→ **ABOUT THIS EXERCISE**: Among the entries, which lines carry the string "description"? Copy each of them.

→ **DATASET RECORDS**:
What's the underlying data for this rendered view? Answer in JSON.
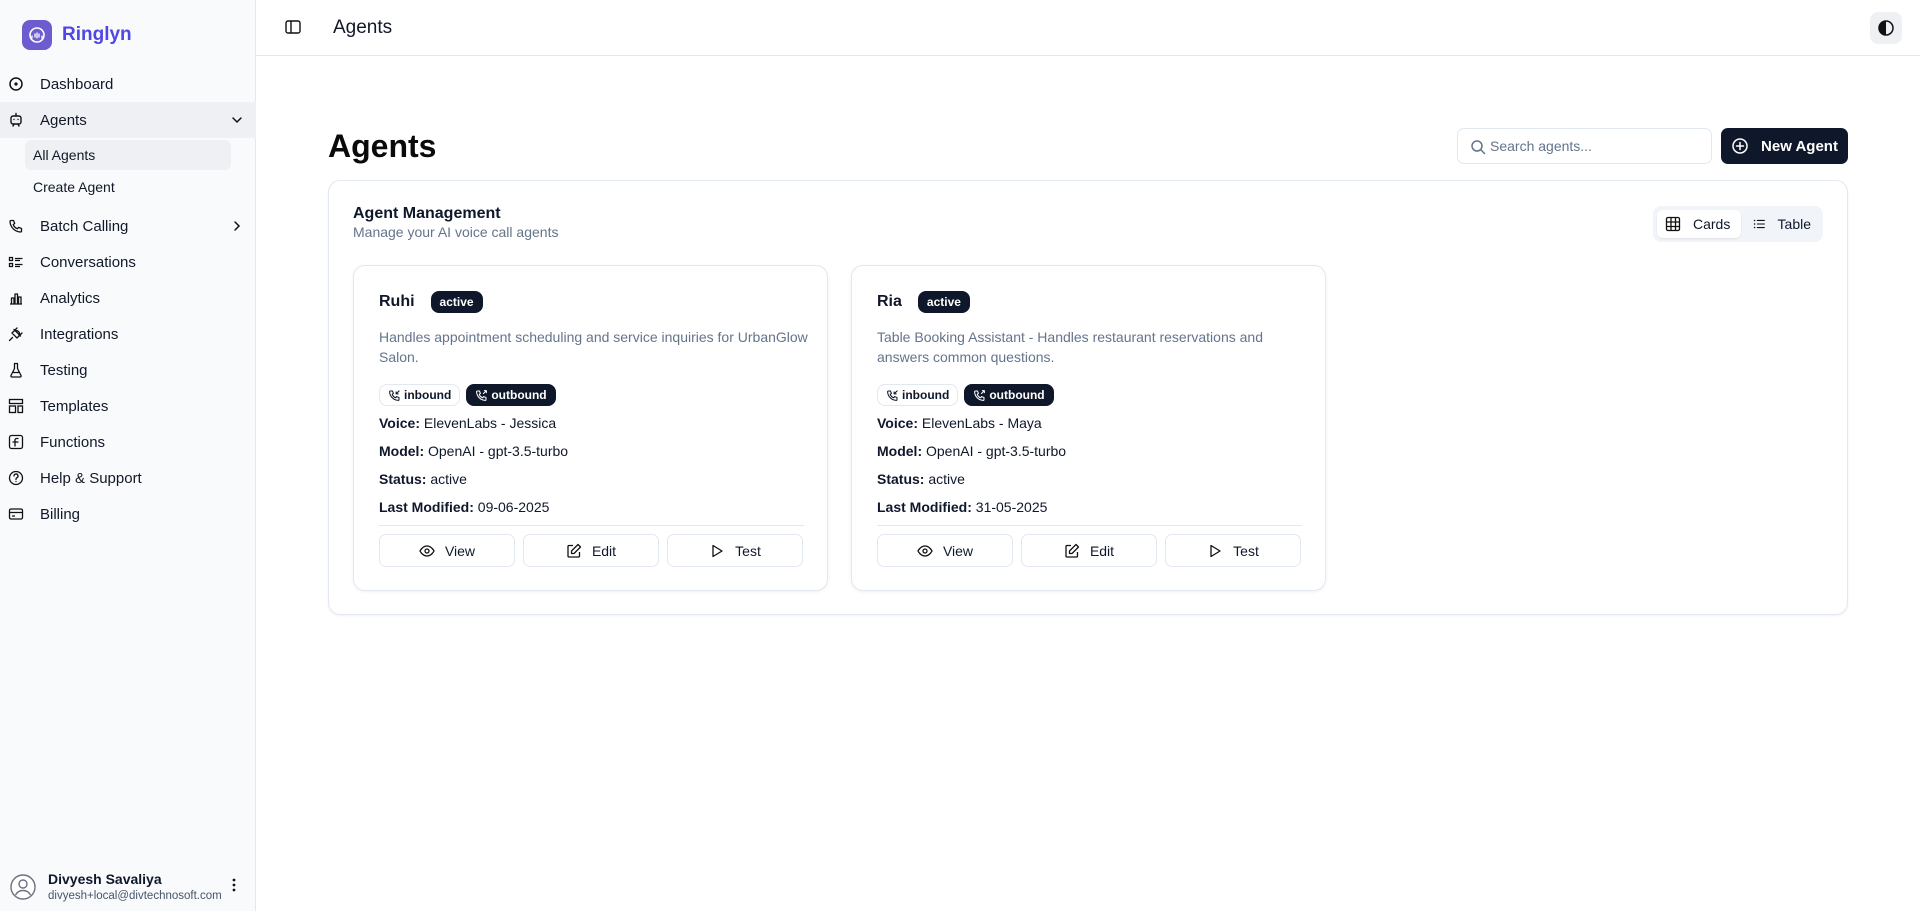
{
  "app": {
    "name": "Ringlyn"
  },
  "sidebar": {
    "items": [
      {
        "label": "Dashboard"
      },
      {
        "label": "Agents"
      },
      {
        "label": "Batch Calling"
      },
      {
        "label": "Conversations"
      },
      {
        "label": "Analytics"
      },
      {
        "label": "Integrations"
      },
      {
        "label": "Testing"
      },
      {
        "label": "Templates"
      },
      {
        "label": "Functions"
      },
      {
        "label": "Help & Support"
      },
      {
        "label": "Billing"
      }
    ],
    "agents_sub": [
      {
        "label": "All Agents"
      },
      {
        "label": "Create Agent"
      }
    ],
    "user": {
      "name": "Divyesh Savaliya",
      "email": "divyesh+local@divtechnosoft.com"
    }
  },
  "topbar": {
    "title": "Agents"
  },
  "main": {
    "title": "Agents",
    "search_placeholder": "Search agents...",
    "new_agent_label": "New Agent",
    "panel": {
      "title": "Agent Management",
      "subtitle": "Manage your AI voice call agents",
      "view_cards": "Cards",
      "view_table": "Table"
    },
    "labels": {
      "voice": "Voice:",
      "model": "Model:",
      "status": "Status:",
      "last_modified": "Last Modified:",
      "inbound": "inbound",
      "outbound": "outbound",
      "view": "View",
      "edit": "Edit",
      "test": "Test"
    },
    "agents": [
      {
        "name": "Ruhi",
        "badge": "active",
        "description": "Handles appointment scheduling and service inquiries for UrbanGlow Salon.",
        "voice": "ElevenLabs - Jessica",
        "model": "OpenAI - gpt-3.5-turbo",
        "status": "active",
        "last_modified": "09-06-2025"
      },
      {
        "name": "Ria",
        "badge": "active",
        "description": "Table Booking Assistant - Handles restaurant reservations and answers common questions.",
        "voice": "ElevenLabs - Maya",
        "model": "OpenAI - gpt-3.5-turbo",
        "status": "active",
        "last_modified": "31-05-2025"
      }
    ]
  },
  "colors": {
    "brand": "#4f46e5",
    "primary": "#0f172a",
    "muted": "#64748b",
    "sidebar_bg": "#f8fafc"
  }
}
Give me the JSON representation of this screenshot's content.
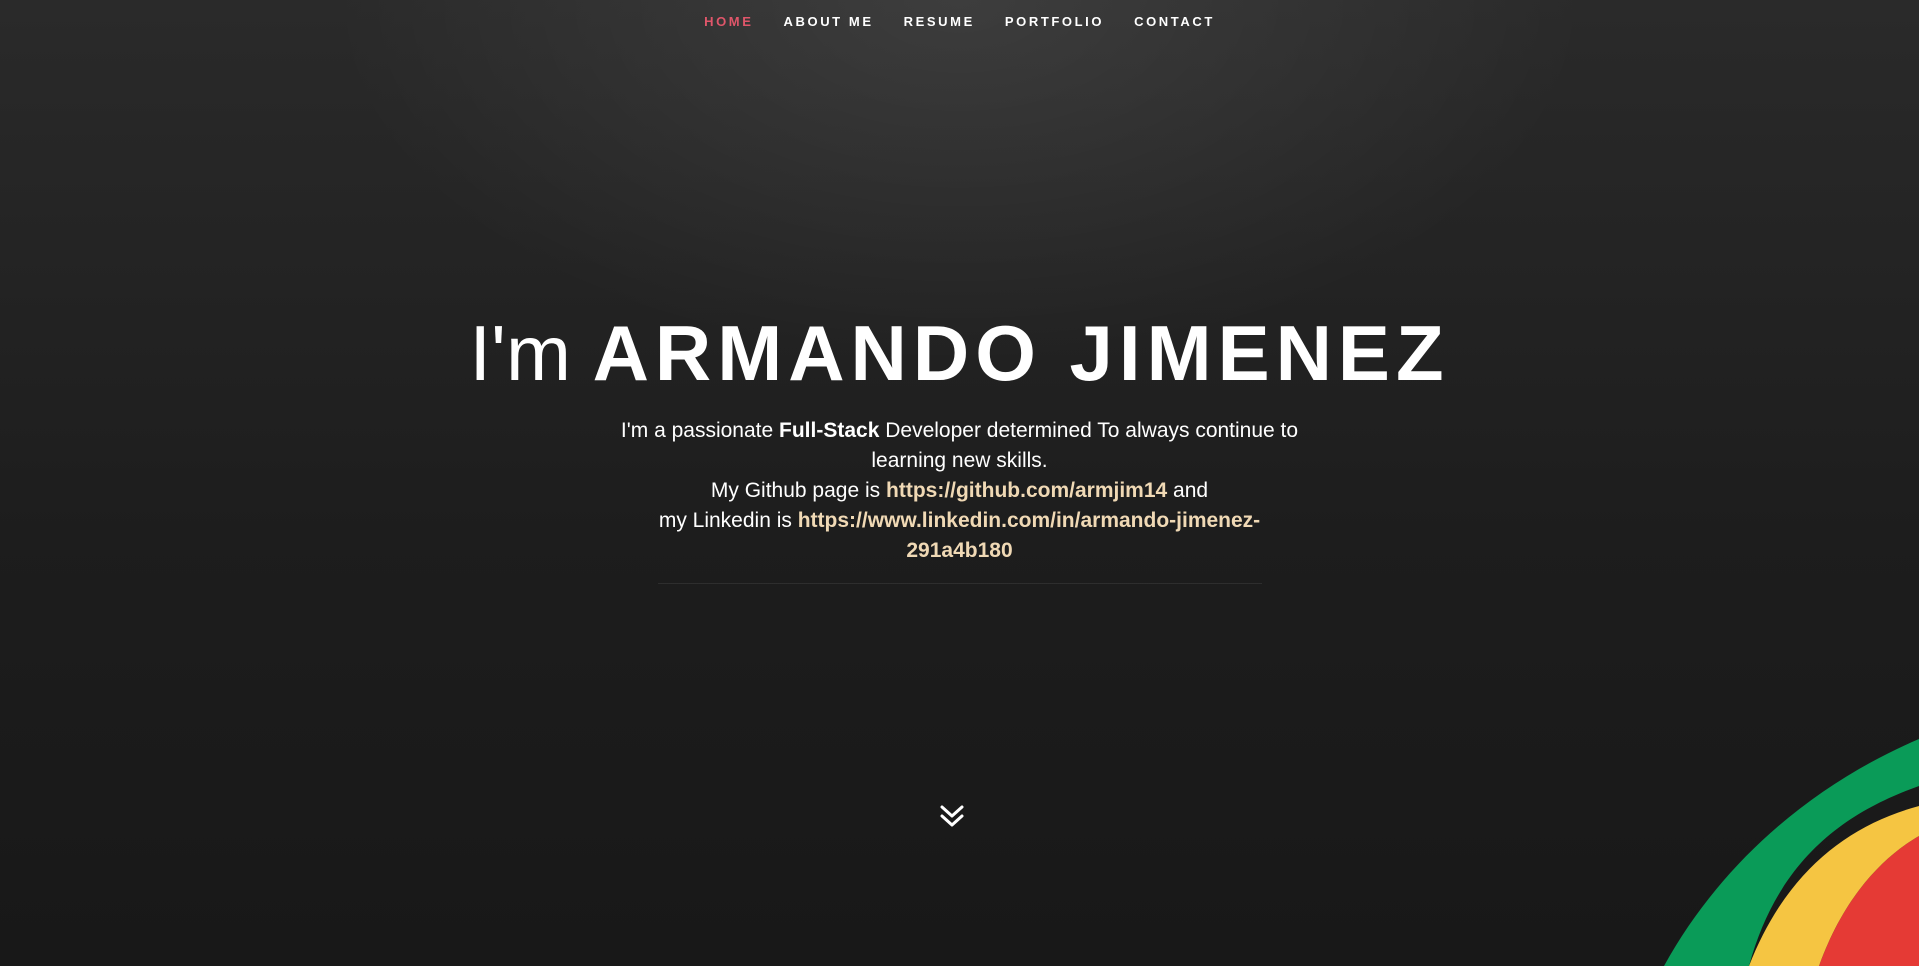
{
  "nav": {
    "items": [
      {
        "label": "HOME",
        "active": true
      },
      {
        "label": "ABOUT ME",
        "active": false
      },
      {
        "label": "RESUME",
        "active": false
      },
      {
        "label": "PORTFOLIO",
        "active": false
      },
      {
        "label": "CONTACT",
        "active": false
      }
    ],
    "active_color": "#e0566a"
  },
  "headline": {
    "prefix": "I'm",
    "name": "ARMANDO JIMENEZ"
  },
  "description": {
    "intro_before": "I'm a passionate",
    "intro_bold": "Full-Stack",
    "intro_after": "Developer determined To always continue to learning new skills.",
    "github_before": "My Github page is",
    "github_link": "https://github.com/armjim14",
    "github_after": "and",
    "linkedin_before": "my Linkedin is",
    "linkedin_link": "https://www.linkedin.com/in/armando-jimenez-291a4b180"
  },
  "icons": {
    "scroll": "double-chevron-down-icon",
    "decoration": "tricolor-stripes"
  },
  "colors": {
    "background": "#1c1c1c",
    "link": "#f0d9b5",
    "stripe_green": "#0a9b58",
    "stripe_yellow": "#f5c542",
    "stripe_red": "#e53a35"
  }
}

→ **TASK SOLUTION**:
        "description": "Handles appointment scheduling and service inquiries for UrbanGlow Salon.",
        "description": "Table Booking Assistant - Handles restaurant reservations and answers common questions.",
  "description": {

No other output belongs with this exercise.